I love my annoying Panasonic DMC-LZ20 camera. That sums up how I feel about it.

The DMC-LZ20 is a ‘bridge’ camera. That means it’s not quite a full, proper camera (a DSLR) but it’s slightly more tweakable than your normal digital camera. It bridges the gap between the two different types, hence the name.


Now, if you’re looking for a massively technical explanation of the features of this camera, you’re in the wrong place. Plenty of people with far more knowledge of such issues will already have written about this camera. This is a layman’s exploration.

Firstly, the big pro of my camera – the control over shutter speed. You can leave the shutter open for up to 30 seconds. I wanted to take photos of the stars and this is the minimum you need to leave your shutter open for star pics. You generally don’t get an option to have the shutter open for this long on a ‘normal’ digital camera.

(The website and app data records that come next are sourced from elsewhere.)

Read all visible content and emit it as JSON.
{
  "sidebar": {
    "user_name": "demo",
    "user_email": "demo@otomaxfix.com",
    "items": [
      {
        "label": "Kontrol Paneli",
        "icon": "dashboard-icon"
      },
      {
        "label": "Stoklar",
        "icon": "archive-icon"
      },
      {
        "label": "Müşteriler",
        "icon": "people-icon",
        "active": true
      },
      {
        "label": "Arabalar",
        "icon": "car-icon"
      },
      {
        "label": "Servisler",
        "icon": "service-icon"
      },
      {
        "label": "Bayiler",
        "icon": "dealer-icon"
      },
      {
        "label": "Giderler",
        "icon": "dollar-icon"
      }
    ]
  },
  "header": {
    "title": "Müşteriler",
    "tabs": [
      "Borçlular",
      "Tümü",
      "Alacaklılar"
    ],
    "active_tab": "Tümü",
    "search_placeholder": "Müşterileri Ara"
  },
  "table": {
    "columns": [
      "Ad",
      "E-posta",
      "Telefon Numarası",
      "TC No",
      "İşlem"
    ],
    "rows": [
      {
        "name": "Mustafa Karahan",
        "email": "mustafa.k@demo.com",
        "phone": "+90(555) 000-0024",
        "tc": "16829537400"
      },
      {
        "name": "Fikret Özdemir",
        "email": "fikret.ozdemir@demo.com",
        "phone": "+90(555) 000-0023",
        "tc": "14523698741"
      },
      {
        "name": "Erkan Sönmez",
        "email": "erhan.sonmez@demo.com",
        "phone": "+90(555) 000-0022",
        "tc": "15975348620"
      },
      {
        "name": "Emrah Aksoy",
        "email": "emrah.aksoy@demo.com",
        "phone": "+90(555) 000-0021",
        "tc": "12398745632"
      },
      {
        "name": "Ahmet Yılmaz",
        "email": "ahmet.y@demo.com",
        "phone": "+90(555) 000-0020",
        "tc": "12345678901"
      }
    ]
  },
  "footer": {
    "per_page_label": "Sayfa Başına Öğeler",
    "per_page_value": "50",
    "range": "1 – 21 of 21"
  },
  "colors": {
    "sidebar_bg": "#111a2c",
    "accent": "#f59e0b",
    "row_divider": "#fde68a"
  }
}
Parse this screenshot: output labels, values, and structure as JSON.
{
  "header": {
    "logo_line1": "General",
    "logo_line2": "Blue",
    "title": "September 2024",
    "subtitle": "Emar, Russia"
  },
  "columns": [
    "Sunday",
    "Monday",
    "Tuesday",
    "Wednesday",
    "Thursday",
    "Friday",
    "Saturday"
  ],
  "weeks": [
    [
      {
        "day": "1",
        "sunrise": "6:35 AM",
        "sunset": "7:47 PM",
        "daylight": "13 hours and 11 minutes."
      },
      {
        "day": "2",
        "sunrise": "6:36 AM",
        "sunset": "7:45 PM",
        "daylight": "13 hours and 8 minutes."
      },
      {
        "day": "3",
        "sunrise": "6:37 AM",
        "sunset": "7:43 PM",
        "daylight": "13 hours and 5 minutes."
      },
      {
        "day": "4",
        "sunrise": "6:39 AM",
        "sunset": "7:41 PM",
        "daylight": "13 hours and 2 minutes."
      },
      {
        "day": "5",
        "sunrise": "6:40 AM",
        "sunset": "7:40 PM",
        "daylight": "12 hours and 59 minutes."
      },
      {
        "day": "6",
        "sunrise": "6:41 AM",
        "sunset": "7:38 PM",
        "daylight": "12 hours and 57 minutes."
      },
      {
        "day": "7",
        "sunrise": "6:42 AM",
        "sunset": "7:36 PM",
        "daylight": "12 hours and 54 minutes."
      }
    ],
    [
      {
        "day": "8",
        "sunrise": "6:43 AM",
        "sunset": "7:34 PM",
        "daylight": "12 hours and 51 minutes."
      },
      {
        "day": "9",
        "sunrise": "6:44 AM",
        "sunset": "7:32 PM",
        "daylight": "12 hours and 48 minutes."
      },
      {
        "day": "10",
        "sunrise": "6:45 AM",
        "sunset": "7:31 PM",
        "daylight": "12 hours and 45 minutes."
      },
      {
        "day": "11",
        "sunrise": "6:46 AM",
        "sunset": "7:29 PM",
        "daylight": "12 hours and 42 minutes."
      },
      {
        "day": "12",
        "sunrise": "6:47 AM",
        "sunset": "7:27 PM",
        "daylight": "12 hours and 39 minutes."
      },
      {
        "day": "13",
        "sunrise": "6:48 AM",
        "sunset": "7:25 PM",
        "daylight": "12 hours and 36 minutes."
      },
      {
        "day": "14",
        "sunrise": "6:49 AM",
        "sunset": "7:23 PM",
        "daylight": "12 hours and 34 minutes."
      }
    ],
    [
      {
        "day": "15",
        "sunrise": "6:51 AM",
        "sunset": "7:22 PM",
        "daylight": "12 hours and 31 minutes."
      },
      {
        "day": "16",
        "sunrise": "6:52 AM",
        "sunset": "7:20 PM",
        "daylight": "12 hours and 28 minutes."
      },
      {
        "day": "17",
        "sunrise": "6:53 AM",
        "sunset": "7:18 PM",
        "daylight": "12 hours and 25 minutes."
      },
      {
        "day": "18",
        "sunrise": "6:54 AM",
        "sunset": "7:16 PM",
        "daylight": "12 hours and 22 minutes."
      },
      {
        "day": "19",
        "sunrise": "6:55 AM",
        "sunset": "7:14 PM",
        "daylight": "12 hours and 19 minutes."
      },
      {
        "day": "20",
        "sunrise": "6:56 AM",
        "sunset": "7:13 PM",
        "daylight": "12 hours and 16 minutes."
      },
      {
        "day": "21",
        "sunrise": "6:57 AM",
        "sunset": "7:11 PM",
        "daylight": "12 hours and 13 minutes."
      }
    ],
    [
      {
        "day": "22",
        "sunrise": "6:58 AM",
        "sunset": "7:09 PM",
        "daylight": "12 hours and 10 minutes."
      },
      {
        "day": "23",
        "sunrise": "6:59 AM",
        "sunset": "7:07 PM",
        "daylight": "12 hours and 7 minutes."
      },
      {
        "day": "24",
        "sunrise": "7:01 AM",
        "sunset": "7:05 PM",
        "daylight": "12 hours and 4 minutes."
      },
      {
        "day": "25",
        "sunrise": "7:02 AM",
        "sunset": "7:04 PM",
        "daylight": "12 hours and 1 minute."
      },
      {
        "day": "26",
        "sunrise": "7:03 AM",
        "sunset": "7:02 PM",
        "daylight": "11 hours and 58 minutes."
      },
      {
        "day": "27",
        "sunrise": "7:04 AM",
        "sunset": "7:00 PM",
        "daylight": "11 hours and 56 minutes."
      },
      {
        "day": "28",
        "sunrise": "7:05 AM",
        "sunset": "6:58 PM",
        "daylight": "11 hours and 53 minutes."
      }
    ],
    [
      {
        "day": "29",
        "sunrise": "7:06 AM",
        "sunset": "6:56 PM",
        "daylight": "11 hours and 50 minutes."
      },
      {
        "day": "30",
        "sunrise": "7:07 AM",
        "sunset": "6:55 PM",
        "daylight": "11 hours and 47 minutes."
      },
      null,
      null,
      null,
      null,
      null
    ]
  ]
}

There are two noticeably big negatives to this camera. The first is the decline in quality when you go to a higher ISO. Woah – that got technical. Let me explain.

The ‘ISO’ is a measure of light sensitivity. The lower the ISO, the lower the sensitivity to light. So, when it’s dark, you’ll need a high ISO. This camera has an ISO range from 100 to 1600. The problem with the higher ISO is that the pictures get very noisy.

This photo, for example, has an ISO of 1600 and a shutter speed of 30 seconds. That’s the highest light sensitive setting. See all the dots and the noise in the sky? That’s the disappointing mess.


I’ve seen other cameras with ISOs up to 6400 and 12800. Wow. That idea pleases my simple mind.

The second big issue I have with this is the focus. There’s no manual focus option. You can choose to auto-focus in the centre, or by selecting an option to look at 9 different spots and focus from that. It’s not good.

I’ve been frustrated many times by taking what I thought would be a good pic only to find the result is out of focus. Sometimes you end up giving up because the camera just isn’t interested in looking at your chosen subject.

When it does work, though, it’s fun. Sometimes experimenting with lights leaves you with some pretty results. With this shot, for example, I left it on a low light sensitivity but left the lense open for 2.5 seconds.


The low light sensitivity with the 100 ISO meant that you got a glow from the bulbs without itย  over-exposing the pic. A nice pic for entering Christmas Tree pic competitions, although it didn’t win me anything! :/

One day, I’d like to step up to a proper DSLR. The bridge camera has served it’s purpose – it’s introduced me to the various advanced camera / film variables (focal length, ISO, shutter speed). When you reach limits, however, or when you’re looking for a better performance from certain aspects of your camera, then perhaps it means you’re ready to get to the other side of the bridge….